For almost 80 years, Mercer County Public Schools have offered a Bible class to elementary school students and now, the Freedom From Religion Foundation is fighting to remove them.

The Bible classes take place during the school week and regular school hours and are said to be “extremely popular,” but now, as part of a fight for the separation of church and state, a group wants the classes by “Bible in the Schools” gone.

According to a report from CBS News, even though the classes are popular, it doesn’t mean the offering is legal.

The classes aren’t paid for with school district money; they’re funded through private donations, but the school district administers manages them. Among the 19 elementary schools where the classes are offered, the attendance is 96 percent and students whose parents don’t want them to be part of it are allowed to go do other things.

Part of the foundation’s lawsuits argument is that the students who don’t take part in the class are “bullied” for opting out. One parent told CBS News that she moved her child from the Mercer County school system because of the intensity of the bullying: “They taunted her about it. They told her that she was going to hell, that I was going to hell, that her father was going to hell.”

The decision of the courts will come down to whether or not the teaching of the Bible is based on its “literary and historic qualities,” versus what the foundation referred to as “Bible indoctrination.”

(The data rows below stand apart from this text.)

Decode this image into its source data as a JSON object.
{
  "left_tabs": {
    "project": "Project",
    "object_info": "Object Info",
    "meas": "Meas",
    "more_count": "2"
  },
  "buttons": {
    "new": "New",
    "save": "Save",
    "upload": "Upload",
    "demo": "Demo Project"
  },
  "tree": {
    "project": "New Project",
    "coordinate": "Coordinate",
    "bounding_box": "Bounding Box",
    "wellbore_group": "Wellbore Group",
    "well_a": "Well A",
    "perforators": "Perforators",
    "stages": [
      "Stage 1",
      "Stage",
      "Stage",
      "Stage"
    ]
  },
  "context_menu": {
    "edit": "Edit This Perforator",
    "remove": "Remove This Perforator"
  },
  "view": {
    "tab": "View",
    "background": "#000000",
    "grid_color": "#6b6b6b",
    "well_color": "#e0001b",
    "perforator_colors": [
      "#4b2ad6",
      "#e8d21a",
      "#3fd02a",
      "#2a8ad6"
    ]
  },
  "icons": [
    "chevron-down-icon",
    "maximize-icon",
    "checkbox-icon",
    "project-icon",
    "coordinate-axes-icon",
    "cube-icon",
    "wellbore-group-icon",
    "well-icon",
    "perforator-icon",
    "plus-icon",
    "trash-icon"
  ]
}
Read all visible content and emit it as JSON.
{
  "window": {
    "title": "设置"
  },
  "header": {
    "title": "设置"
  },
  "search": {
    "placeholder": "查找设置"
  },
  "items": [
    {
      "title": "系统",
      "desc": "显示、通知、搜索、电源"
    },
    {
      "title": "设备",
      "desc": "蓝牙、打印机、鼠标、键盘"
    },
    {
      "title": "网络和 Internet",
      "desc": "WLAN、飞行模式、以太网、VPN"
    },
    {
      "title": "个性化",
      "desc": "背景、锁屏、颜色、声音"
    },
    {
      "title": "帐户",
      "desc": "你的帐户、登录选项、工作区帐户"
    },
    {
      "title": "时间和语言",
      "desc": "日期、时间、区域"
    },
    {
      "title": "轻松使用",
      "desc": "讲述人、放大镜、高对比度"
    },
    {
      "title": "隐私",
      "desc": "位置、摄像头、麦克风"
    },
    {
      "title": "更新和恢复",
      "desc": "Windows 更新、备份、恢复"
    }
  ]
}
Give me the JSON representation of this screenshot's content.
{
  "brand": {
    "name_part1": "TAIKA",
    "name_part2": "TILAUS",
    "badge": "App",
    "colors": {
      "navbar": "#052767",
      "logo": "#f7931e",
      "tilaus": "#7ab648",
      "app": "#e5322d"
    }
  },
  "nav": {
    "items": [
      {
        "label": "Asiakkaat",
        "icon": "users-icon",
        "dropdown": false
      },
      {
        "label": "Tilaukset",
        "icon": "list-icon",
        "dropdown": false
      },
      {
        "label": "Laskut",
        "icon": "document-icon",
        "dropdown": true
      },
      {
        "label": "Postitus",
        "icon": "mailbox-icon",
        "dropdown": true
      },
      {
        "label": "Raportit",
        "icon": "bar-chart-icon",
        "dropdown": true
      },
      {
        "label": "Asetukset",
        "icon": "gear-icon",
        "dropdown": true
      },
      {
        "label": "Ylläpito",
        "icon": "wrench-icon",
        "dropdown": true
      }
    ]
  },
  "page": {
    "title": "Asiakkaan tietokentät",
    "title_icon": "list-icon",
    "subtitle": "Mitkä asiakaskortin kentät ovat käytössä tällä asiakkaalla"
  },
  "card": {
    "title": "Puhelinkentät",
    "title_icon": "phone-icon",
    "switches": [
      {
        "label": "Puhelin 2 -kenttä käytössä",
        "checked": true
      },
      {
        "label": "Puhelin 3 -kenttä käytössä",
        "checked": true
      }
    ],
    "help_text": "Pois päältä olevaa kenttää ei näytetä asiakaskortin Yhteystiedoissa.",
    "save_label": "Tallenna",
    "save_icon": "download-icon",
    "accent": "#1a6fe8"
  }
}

The decision would be made in the next few weeks, but will largely depend on if the school board can prove the students are being taught the Bible neutrally.